#### [Aim of the exercise]
Each line with the word "JSON" must appear in the answer, copied from the records.

#### [Data for this exercise]
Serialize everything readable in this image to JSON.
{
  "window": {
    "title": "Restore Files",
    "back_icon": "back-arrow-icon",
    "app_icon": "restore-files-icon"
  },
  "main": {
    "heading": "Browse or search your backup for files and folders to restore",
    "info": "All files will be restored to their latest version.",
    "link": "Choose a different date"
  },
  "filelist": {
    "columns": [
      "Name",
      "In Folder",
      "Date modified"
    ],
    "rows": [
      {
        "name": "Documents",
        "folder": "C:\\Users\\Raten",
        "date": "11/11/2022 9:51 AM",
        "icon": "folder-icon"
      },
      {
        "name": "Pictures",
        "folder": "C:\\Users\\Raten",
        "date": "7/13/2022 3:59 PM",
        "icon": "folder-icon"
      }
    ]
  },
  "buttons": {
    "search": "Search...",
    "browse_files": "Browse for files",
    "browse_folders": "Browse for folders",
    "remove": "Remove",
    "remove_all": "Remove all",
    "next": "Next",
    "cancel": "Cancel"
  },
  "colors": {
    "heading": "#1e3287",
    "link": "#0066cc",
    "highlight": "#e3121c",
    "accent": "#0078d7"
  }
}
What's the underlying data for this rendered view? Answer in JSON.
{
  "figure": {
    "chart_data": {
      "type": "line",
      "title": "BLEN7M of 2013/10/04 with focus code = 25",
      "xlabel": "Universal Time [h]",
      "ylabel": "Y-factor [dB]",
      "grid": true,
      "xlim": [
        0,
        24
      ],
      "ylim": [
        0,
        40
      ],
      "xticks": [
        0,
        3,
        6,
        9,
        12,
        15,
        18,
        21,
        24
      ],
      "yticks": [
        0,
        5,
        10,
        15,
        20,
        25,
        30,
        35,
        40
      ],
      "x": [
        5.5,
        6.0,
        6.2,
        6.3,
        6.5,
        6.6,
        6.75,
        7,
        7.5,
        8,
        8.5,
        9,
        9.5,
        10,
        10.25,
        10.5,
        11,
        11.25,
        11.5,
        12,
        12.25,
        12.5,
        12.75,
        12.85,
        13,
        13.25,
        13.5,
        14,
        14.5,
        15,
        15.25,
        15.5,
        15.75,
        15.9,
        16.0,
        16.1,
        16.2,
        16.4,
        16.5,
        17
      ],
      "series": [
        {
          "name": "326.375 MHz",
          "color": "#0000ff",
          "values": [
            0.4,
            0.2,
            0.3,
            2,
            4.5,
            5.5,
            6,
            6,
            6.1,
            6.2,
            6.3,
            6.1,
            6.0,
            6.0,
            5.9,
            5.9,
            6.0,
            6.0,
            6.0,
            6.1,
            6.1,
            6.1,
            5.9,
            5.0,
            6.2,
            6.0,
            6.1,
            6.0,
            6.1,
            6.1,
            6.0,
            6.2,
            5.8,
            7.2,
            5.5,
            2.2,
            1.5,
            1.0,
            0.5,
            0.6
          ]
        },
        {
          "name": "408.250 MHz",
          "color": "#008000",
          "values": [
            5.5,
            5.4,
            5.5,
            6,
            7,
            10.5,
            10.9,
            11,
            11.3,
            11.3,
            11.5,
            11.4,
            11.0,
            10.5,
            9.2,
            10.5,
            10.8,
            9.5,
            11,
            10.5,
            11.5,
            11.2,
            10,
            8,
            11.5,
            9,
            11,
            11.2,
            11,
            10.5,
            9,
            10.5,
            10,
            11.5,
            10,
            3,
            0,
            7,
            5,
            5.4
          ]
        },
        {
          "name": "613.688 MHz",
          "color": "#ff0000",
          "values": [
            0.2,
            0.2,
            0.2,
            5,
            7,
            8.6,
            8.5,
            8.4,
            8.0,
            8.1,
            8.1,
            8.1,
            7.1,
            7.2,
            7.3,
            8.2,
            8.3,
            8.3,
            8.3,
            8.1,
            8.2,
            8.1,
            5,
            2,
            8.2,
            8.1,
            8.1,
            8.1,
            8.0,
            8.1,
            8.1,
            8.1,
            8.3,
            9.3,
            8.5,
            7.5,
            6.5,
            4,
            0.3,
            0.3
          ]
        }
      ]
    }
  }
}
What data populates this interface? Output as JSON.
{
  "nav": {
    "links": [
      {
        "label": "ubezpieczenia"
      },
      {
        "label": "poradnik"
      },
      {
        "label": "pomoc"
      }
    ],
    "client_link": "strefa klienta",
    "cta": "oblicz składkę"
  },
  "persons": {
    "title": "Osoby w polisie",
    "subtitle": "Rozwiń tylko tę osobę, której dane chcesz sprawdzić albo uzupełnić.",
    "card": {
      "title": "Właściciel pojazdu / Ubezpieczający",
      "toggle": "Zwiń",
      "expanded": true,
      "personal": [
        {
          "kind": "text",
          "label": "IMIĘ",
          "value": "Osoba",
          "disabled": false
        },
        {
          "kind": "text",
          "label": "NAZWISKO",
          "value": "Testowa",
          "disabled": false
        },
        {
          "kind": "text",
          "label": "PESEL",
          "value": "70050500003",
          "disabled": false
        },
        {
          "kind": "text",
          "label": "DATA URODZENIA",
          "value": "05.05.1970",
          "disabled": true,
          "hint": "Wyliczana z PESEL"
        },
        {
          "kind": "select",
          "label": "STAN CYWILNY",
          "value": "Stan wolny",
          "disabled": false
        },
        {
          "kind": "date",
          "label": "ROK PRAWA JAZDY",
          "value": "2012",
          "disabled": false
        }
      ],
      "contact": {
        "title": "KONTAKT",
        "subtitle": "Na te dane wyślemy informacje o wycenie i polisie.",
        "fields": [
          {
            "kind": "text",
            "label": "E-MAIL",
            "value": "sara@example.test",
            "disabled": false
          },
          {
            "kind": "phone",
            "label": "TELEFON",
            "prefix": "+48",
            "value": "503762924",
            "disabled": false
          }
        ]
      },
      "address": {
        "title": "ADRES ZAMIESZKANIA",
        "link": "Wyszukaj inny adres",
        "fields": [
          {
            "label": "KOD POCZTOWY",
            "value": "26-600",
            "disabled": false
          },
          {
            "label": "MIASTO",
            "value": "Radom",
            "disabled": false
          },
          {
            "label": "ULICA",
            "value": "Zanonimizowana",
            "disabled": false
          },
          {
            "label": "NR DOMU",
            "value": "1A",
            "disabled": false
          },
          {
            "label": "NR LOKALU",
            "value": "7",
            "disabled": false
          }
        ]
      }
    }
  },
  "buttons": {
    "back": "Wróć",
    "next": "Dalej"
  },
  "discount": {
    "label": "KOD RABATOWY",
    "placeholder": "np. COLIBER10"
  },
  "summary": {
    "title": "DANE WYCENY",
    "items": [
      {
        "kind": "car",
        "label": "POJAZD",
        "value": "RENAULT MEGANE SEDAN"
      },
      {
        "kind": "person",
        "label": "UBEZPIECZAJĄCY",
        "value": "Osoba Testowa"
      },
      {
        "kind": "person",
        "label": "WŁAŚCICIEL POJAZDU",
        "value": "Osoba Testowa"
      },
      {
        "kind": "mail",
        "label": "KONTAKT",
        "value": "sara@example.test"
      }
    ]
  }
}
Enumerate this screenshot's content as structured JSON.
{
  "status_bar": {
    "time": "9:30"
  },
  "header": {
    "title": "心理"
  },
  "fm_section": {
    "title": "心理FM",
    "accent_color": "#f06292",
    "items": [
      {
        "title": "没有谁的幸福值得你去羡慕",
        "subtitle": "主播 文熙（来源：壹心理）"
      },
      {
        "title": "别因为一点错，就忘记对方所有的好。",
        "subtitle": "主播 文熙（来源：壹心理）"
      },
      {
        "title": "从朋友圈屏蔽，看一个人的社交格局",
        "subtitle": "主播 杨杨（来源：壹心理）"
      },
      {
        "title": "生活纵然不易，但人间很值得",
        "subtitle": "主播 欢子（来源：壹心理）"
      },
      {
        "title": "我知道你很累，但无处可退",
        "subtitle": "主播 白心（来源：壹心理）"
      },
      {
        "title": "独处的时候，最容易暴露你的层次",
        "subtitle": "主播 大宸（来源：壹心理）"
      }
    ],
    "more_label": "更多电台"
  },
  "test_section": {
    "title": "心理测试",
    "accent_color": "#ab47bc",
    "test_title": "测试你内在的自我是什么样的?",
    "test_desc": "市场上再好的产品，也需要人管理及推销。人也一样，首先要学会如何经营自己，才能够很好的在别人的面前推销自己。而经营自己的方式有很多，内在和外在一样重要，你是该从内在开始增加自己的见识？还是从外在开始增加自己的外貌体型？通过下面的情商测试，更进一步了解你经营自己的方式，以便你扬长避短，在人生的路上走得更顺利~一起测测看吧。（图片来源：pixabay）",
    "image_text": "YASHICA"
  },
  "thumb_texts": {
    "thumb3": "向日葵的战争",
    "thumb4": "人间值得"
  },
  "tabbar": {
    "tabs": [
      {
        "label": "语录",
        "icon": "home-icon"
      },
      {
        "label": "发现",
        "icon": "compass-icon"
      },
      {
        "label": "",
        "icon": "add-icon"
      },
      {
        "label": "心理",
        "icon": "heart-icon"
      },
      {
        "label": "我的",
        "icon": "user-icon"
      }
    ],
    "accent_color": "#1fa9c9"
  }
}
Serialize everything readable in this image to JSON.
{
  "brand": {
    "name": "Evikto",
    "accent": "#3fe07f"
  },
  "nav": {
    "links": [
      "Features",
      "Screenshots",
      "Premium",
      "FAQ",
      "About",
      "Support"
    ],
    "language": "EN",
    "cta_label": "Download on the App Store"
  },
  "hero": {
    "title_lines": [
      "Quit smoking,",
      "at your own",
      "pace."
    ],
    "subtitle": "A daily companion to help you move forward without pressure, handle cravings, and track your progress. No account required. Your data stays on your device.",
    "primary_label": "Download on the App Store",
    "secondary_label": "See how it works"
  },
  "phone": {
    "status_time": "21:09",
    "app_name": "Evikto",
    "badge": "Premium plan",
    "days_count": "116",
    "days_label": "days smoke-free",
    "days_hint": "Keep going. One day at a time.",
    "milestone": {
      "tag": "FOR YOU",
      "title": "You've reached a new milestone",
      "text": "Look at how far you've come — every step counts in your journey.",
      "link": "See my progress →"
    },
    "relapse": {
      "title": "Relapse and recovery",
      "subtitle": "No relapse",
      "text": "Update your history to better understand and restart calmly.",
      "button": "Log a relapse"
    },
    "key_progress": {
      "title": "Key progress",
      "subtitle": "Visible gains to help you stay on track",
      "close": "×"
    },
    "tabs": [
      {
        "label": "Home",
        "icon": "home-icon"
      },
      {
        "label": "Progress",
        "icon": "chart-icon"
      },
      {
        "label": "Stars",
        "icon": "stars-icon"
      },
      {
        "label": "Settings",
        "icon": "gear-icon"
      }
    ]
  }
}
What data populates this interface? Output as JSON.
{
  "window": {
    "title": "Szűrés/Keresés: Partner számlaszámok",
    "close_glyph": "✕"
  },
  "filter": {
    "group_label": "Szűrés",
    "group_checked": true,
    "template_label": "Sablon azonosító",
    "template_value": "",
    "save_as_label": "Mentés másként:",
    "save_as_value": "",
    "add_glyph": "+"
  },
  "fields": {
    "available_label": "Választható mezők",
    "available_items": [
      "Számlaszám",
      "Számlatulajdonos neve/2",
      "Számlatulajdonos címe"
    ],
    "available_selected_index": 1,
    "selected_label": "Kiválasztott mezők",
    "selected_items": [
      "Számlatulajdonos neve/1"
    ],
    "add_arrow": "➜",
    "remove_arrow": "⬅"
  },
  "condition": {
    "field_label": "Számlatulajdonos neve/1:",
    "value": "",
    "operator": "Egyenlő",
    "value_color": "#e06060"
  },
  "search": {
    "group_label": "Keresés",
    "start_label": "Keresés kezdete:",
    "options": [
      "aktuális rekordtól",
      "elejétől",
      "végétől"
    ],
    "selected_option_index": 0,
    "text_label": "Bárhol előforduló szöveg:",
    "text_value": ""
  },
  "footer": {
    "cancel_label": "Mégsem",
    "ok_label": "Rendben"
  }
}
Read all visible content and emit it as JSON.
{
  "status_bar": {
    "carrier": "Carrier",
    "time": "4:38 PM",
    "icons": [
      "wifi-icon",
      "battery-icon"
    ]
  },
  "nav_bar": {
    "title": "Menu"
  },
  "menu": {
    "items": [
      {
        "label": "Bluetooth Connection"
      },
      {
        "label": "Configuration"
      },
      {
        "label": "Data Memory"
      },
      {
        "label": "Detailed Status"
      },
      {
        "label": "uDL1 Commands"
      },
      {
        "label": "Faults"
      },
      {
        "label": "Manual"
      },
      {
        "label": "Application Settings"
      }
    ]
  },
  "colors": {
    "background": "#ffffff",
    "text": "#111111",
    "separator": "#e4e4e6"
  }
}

#### [The answer]
Serialize everything readable in this image to JSON.
What's the underlying data for this rendered view? Answer in JSON.
What data populates this interface? Output as JSON.
Enumerate this screenshot's content as structured JSON.
Serialize everything readable in this image to JSON.
What data populates this interface? Output as JSON.
Read all visible content and emit it as JSON.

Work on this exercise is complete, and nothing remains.